The Unsupported Price Increase report is published annually by the Institute for Clinical and Economic Review. ICER is an independent nonprofit think tank, and the US leader in fair, value-based pricing for drugs and other healthcare services.

ICER examined the top ten drugs with the largest US total sales and with a price increases at least 2% over the rate of general inflation in 2020, plus two other drugs based on public input. ICER then assessed each of the twelve drugs for “new evidence of a substantial improvement in net health benefit” that could justify the price increases. Three of the ten had good, new clinical evidence to support the price increase. ICER did not comment on whether the new evidence was sufficient to justify the amount of the price increase. ICER estimated the extra cost to the US health system in 2020 for the price increases of each of the other nine drugs.

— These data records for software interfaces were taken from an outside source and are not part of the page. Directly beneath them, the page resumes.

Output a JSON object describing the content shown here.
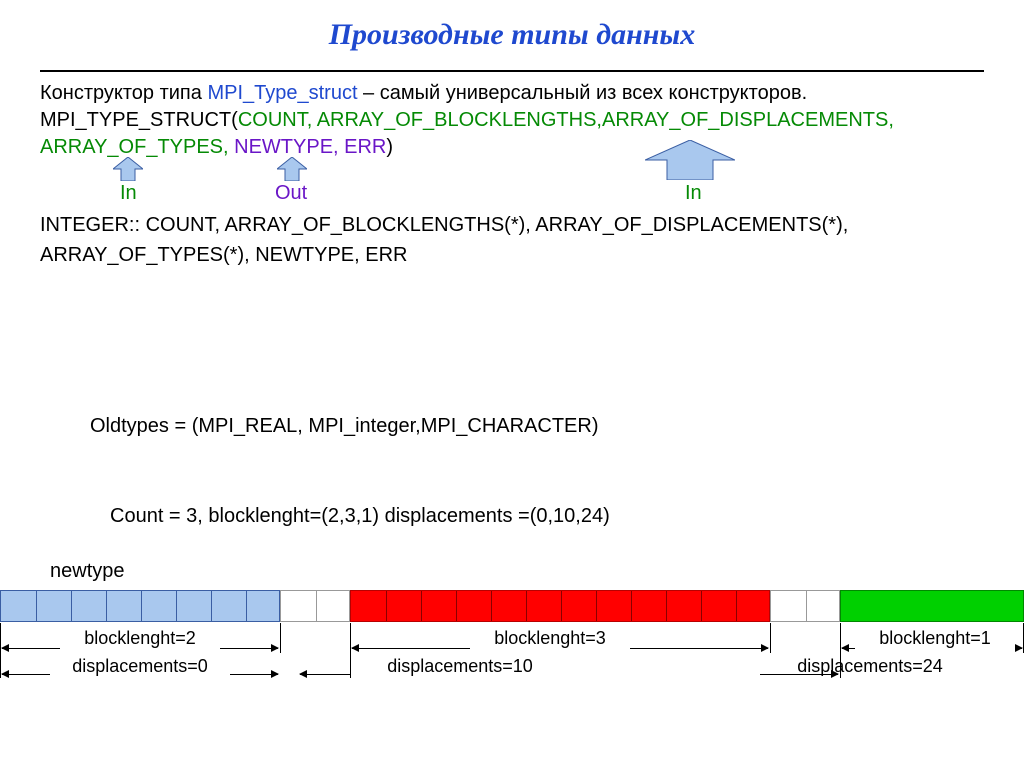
{
  "title": "Производные типы данных",
  "intro": {
    "prefix": "Конструктор типа ",
    "fname": "MPI_Type_struct",
    "suffix": " – самый универсальный из всех конструкторов."
  },
  "sig": {
    "head": "MPI_TYPE_STRUCT(",
    "args_green": "COUNT,  ARRAY_OF_BLOCKLENGTHS,ARRAY_OF_DISPLACEMENTS, ARRAY_OF_TYPES,",
    "args_purple": "  NEWTYPE, ERR",
    "close": ")"
  },
  "io": {
    "in": "In",
    "out": "Out"
  },
  "decl1": "INTEGER:: COUNT, ARRAY_OF_BLOCKLENGTHS(*),  ARRAY_OF_DISPLACEMENTS(*),",
  "decl2": "ARRAY_OF_TYPES(*),  NEWTYPE, ERR",
  "oldtypes": "Oldtypes  = (MPI_REAL, MPI_integer,MPI_CHARACTER)",
  "count_line": "Count = 3, blocklenght=(2,3,1)  displacements  =(0,10,24)",
  "newtype": "newtype",
  "diagram": {
    "bl1": "blocklenght=2",
    "bl2": "blocklenght=3",
    "bl3": "blocklenght=1",
    "d1": "displacements=0",
    "d2": "displacements=10",
    "d3": "displacements=24"
  }
}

Drug2019-20202018 – 20192017 – 2018
 Resulting increase in US drug spending (in millions)
Lupron Depot$30  
Enbrel $403 
Invega Sustenna/Trinza $203 
Orencia $145 
Tecfidera $118$313
Vimpat $58 
Rituxan  $806
Lyrica  $688
Truvada  $550
Neulasta  $489
Cialis  $403

The Build Back Better Act, now being debated in Congress, would cap future drug price increases for Medicare and private commercials plans if passed.